    As far as the importance of PSA in my case. I have had a series of three dimensional fusion biopsies. My doc places greater importance to these versus the psa  

    I don't think that the oncotype resu refer to age, but you can research to make sure  

    Important to have your written records in your possession so you can bring to various specialists  

    It is highly recommended to have a second opinion on the slides of your pathology by a world class pathologist  Johathon Epstein of Johns Hopkins is recognized as world class and one of the best in the world  Simply contact your docs office and have them sent  All of your treatment is based on this  If insurance doesn't cover it would be about 250

     

     

     

  • Old Salt
    Old Salt Member Posts: 955 Member
    edited February 2021 #27
    amdenver said:

    Radical Prostatectomy: As a surgeon believes it

    Hi:

    Dave's right on about doing the home work.

    I'm in the situation of deciding which avenue to take. Had my meeting with the Uro about two weeks ago, in which he spent about 10 minutes on RP and how he does it, including answering some of the questions I had. Subsequently, I happened to look at his visit notes and found a LOT more there than had been covered in the actual meeting. Appears to me that this is the RP perspective that probably his internal legal has provided to him and he's copying pasting into each notes, i.e. their real view of RP and its subsequent after affects.

    Rob: Hopefully there'll be additional information for you in here:

    1) Radical surgery: nature of surgery discussed. If performed, radical prostatectomy was recommended via open retropubic or robotic assisted laparoscopic approach. Incisions , risks and benefits for both procedures were discussed. Hospital stay and recovery discussed. Post-operatively, patient would have a Foley catheter. Catheter would be removed 1-2 weeks after procedure. If both nerves spared, there is a 30-40% chance of post op erectile dysfunction. If one nerve spared, there is 50-70% chance of of post op erectile dysfunction. If both nerves have to be removed there is over 95-100% risk of post op erectile dysfunction.

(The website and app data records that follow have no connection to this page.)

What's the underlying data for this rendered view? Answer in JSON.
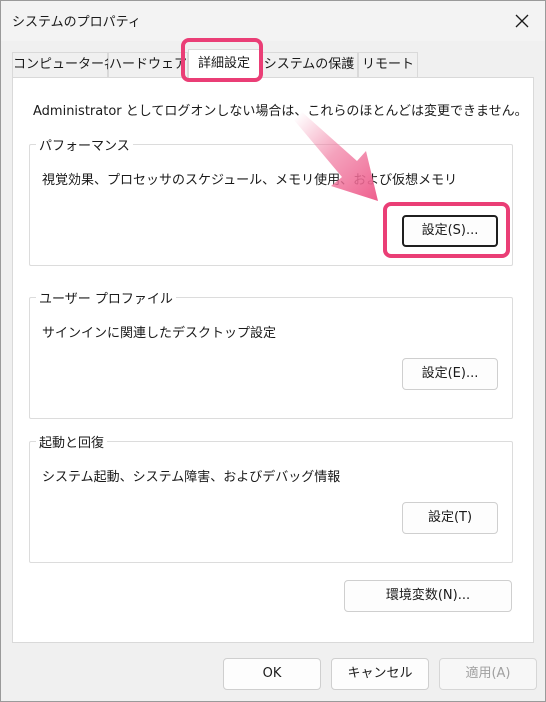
{
  "window": {
    "title": "システムのプロパティ"
  },
  "tabs": [
    {
      "label": "コンピューター名"
    },
    {
      "label": "ハードウェア"
    },
    {
      "label": "詳細設定"
    },
    {
      "label": "システムの保護"
    },
    {
      "label": "リモート"
    }
  ],
  "intro": "Administrator としてログオンしない場合は、これらのほとんどは変更できません。",
  "performance": {
    "title": "パフォーマンス",
    "description": "視覚効果、プロセッサのスケジュール、メモリ使用、および仮想メモリ",
    "button": "設定(S)..."
  },
  "user_profile": {
    "title": "ユーザー プロファイル",
    "description": "サインインに関連したデスクトップ設定",
    "button": "設定(E)..."
  },
  "startup": {
    "title": "起動と回復",
    "description": "システム起動、システム障害、およびデバッグ情報",
    "button": "設定(T)"
  },
  "env_button": "環境変数(N)...",
  "footer": {
    "ok": "OK",
    "cancel": "キャンセル",
    "apply": "適用(A)"
  },
  "colors": {
    "highlight": "#ea3e76",
    "arrow": "#f07aa0"
  },
  "icons": {
    "close": "close-icon"
  }
}
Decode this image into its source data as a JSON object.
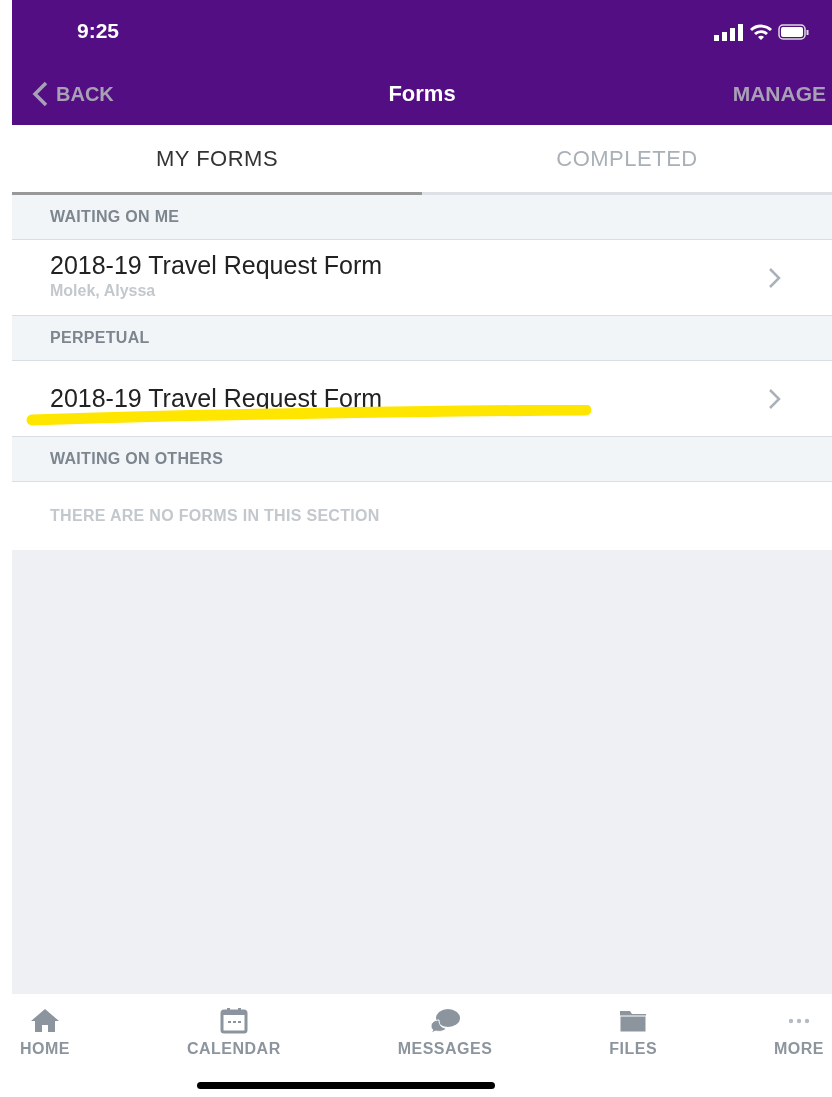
{
  "status_bar": {
    "time": "9:25"
  },
  "nav": {
    "back": "BACK",
    "title": "Forms",
    "action": "MANAGE"
  },
  "tabs": [
    {
      "label": "MY FORMS",
      "selected": true
    },
    {
      "label": "COMPLETED",
      "selected": false
    }
  ],
  "sections": [
    {
      "title": "WAITING ON ME",
      "items": [
        {
          "title": "2018-19 Travel Request Form",
          "subtitle": "Molek, Alyssa",
          "highlighted": false
        }
      ]
    },
    {
      "title": "PERPETUAL",
      "items": [
        {
          "title": "2018-19 Travel Request Form",
          "highlighted": true
        }
      ]
    },
    {
      "title": "WAITING ON OTHERS",
      "empty_text": "THERE ARE NO FORMS IN THIS SECTION"
    }
  ],
  "bottom_tabs": [
    {
      "label": "HOME",
      "kind": "home"
    },
    {
      "label": "CALENDAR",
      "kind": "calendar"
    },
    {
      "label": "MESSAGES",
      "kind": "messages"
    },
    {
      "label": "FILES",
      "kind": "files"
    },
    {
      "label": "MORE",
      "kind": "more"
    }
  ]
}
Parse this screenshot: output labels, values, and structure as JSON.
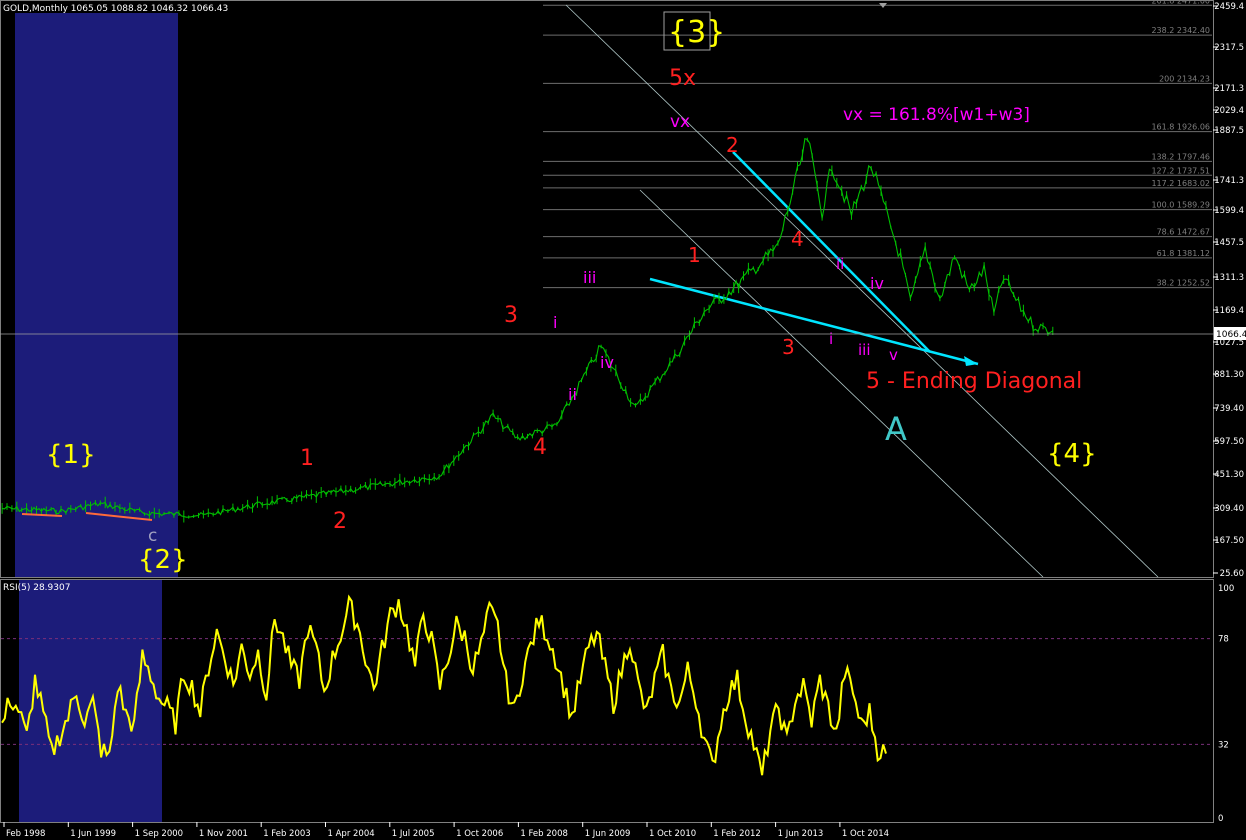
{
  "main_header": "GOLD,Monthly  1065.05 1088.82 1046.32 1066.43",
  "rsi_header": "RSI(5) 28.9307",
  "current_price_label": "1066.4",
  "chart_data": {
    "type": "line",
    "price_axis_ticks": [
      "2459.4",
      "2317.5",
      "2171.3",
      "2029.4",
      "1887.5",
      "1741.3",
      "1599.4",
      "1457.5",
      "1311.3",
      "1169.4",
      "1027.5",
      "881.30",
      "739.40",
      "597.50",
      "451.30",
      "309.40",
      "167.50",
      "25.60"
    ],
    "rsi_axis_ticks": [
      "100",
      "78",
      "32",
      "0"
    ],
    "rsi_levels": [
      78,
      32
    ],
    "date_ticks": [
      "Feb 1998",
      "1 Jun 1999",
      "1 Sep 2000",
      "1 Nov 2001",
      "1 Feb 2003",
      "1 Apr 2004",
      "1 Jul 2005",
      "1 Oct 2006",
      "1 Feb 2008",
      "1 Jun 2009",
      "1 Oct 2010",
      "1 Feb 2012",
      "1 Jun 2013",
      "1 Oct 2014"
    ],
    "fib_levels": [
      {
        "label": "261.8 2471.00",
        "price": 2471.0
      },
      {
        "label": "238.2 2342.40",
        "price": 2342.4
      },
      {
        "label": "200 2134.23",
        "price": 2134.23
      },
      {
        "label": "161.8 1926.06",
        "price": 1926.06
      },
      {
        "label": "138.2 1797.46",
        "price": 1797.46
      },
      {
        "label": "127.2 1737.51",
        "price": 1737.51
      },
      {
        "label": "117.2 1683.02",
        "price": 1683.02
      },
      {
        "label": "100.0 1589.29",
        "price": 1589.29
      },
      {
        "label": "78.6 1472.67",
        "price": 1472.67
      },
      {
        "label": "61.8 1381.12",
        "price": 1381.12
      },
      {
        "label": "38.2 1252.52",
        "price": 1252.52
      }
    ],
    "price_series": [
      {
        "date": "1998-01",
        "price": 300
      },
      {
        "date": "1999-01",
        "price": 288
      },
      {
        "date": "1999-09",
        "price": 320
      },
      {
        "date": "2000-06",
        "price": 280
      },
      {
        "date": "2001-06",
        "price": 270
      },
      {
        "date": "2002-06",
        "price": 320
      },
      {
        "date": "2003-06",
        "price": 360
      },
      {
        "date": "2004-06",
        "price": 400
      },
      {
        "date": "2005-06",
        "price": 440
      },
      {
        "date": "2006-05",
        "price": 700
      },
      {
        "date": "2006-10",
        "price": 600
      },
      {
        "date": "2007-06",
        "price": 660
      },
      {
        "date": "2008-03",
        "price": 1000
      },
      {
        "date": "2008-10",
        "price": 730
      },
      {
        "date": "2009-06",
        "price": 950
      },
      {
        "date": "2009-12",
        "price": 1150
      },
      {
        "date": "2010-06",
        "price": 1250
      },
      {
        "date": "2011-03",
        "price": 1430
      },
      {
        "date": "2011-09",
        "price": 1900
      },
      {
        "date": "2011-12",
        "price": 1580
      },
      {
        "date": "2012-02",
        "price": 1780
      },
      {
        "date": "2012-06",
        "price": 1570
      },
      {
        "date": "2012-10",
        "price": 1780
      },
      {
        "date": "2013-04",
        "price": 1380
      },
      {
        "date": "2013-06",
        "price": 1190
      },
      {
        "date": "2013-09",
        "price": 1420
      },
      {
        "date": "2013-12",
        "price": 1200
      },
      {
        "date": "2014-03",
        "price": 1390
      },
      {
        "date": "2014-06",
        "price": 1240
      },
      {
        "date": "2014-09",
        "price": 1330
      },
      {
        "date": "2014-11",
        "price": 1140
      },
      {
        "date": "2015-01",
        "price": 1300
      },
      {
        "date": "2015-04",
        "price": 1180
      },
      {
        "date": "2015-07",
        "price": 1090
      },
      {
        "date": "2015-11",
        "price": 1066
      }
    ],
    "rsi_series": [
      40,
      52,
      47,
      35,
      60,
      45,
      28,
      36,
      44,
      55,
      42,
      50,
      30,
      26,
      58,
      45,
      40,
      70,
      62,
      52,
      48,
      41,
      63,
      57,
      46,
      66,
      81,
      70,
      58,
      74,
      63,
      72,
      54,
      87,
      78,
      66,
      60,
      83,
      74,
      55,
      69,
      80,
      92,
      85,
      70,
      56,
      73,
      88,
      94,
      82,
      66,
      89,
      77,
      57,
      70,
      84,
      79,
      65,
      75,
      90,
      83,
      59,
      46,
      63,
      75,
      86,
      80,
      70,
      57,
      44,
      60,
      74,
      80,
      65,
      50,
      64,
      78,
      58,
      45,
      60,
      71,
      55,
      50,
      64,
      52,
      34,
      22,
      42,
      55,
      60,
      44,
      32,
      18,
      38,
      48,
      33,
      52,
      57,
      42,
      60,
      48,
      36,
      64,
      55,
      40,
      46,
      30,
      28
    ],
    "wave_labels": [
      {
        "text": "{3}",
        "color": "#ffff00"
      },
      {
        "text": "5x",
        "color": "#ff2020"
      },
      {
        "text": "vx",
        "color": "#ff00ff"
      },
      {
        "text": "vx = 161.8%[w1+w3]",
        "color": "#ff00ff"
      },
      {
        "text": "2",
        "color": "#ff2020"
      },
      {
        "text": "1",
        "color": "#ff2020"
      },
      {
        "text": "4",
        "color": "#ff2020"
      },
      {
        "text": "3",
        "color": "#ff2020"
      },
      {
        "text": "iii",
        "color": "#ff00ff"
      },
      {
        "text": "i",
        "color": "#ff00ff"
      },
      {
        "text": "ii",
        "color": "#ff00ff"
      },
      {
        "text": "iv",
        "color": "#ff00ff"
      },
      {
        "text": "3",
        "color": "#ff2020"
      },
      {
        "text": "4",
        "color": "#ff2020"
      },
      {
        "text": "ii",
        "color": "#ff00ff"
      },
      {
        "text": "iv",
        "color": "#ff00ff"
      },
      {
        "text": "i",
        "color": "#ff00ff"
      },
      {
        "text": "iii",
        "color": "#ff00ff"
      },
      {
        "text": "v",
        "color": "#ff00ff"
      },
      {
        "text": "5 - Ending Diagonal",
        "color": "#ff2020"
      },
      {
        "text": "A",
        "color": "#40c8c8"
      },
      {
        "text": "{4}",
        "color": "#ffff00"
      },
      {
        "text": "{1}",
        "color": "#ffff00"
      },
      {
        "text": "{2}",
        "color": "#ffff00"
      },
      {
        "text": "c",
        "color": "#a0a0c0"
      },
      {
        "text": "1",
        "color": "#ff2020"
      },
      {
        "text": "2",
        "color": "#ff2020"
      }
    ]
  },
  "colors": {
    "background": "#000000",
    "price": "#00c000",
    "rsi": "#ffff00",
    "highlight": "#1c1c7a",
    "wave_red": "#ff2020",
    "wave_magenta": "#ff00ff",
    "wave_yellow": "#ffff00",
    "trend": "#00e5ff",
    "channel": "#b0c8c8",
    "fib": "#6e6e6e",
    "rsi_level": "#7a2f7a"
  }
}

These percentages apply to 6-12 month post operatively after a period of healing. Post-operative treatments for impotence briefly discussed including PDE5 medications, vacuum pump device, penile injections, and penile prosthesis. The patient was informed of the possibility of leaving cancer behind in neurovascular bundle(s) even with good pre-operative prognostic factors. The general possibility of a positive margin (potential for residual cancer) was also discussed. Possible need for radiation therapy post operatively and delayed (10 years or more later) was discussed. The patient was informed that he is likely to have some degree of incontinence after surgery which may take up to two years to resolve. Up to 10% of patients have permanent incontinence (2 pads per day or more). The risk is less in younger patients. Treatments for post-operative incontinence (collagen injection, artificial sphincter, slings ) discussed. Patient informed that even patients with satisfactory urinary control report occasional dribbling with lifting, physical activity, or fatigue. Robotic assisted prostatectomy is another approach to removing the prostate. Other risks discussed included but not limited to positional injury, rectal/bowel injury necessitating diverting colostomy/ileostomy, ureteral injury including loss of kidney, penile shortening, lymphocele formation necessitating interventional radiology drain, permanent obturator nerve injury, prolonged foley catheter, need for interventional radiology procedures, need for prolonged drains, bladder neck contracture, incontinence, hernia formation at incision sites necessitating general surgery procedure, and all associated procedures.

    Best of Luck with your options !

    Wow

    Thanks for posting those (somewhat imaginary) 'notes'.

    Such a discussion with the patient would take at least 30 minutes!